# RECORDS FOR THE TASK
=-=-=-=-=

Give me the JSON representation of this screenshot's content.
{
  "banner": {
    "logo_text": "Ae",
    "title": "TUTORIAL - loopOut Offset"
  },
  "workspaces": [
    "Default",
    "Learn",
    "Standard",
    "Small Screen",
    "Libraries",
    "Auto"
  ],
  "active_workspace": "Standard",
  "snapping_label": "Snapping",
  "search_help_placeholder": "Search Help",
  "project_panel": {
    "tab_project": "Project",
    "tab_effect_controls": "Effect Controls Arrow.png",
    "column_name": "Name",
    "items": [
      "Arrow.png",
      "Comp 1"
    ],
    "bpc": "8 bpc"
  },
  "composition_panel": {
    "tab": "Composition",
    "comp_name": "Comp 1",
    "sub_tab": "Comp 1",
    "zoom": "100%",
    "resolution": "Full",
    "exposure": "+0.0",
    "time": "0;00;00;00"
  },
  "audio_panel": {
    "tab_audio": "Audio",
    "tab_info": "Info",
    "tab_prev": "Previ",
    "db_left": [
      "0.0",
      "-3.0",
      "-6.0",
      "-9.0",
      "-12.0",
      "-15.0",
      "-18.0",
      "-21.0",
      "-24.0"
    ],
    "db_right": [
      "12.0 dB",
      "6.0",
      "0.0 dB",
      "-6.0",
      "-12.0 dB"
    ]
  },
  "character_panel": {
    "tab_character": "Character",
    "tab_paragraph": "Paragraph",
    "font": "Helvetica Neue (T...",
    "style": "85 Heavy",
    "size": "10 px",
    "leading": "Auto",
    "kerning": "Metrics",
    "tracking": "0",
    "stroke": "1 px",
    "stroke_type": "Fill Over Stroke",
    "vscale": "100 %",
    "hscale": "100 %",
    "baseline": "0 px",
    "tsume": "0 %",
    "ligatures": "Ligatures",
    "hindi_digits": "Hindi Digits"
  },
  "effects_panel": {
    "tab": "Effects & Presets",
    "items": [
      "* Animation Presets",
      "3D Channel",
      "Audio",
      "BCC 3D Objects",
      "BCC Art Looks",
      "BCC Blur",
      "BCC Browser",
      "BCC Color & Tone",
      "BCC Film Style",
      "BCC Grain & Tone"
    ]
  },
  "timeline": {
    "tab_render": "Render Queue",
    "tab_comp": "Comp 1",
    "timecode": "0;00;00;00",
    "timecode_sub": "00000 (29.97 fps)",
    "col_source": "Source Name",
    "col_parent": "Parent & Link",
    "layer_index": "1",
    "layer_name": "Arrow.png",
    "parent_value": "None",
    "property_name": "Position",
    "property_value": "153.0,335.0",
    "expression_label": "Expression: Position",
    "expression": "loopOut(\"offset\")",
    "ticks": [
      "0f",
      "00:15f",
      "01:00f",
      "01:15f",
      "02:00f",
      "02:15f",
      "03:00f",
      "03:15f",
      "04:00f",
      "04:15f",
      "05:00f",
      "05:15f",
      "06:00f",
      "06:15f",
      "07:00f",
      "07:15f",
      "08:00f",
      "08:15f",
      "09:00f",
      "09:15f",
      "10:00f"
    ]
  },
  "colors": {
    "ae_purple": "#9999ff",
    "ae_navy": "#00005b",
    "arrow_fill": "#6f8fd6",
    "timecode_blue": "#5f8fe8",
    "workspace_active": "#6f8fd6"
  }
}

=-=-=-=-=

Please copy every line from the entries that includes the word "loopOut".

    "title": "TUTORIAL - loopOut Offset"
    "expression": "loopOut(\"offset\")",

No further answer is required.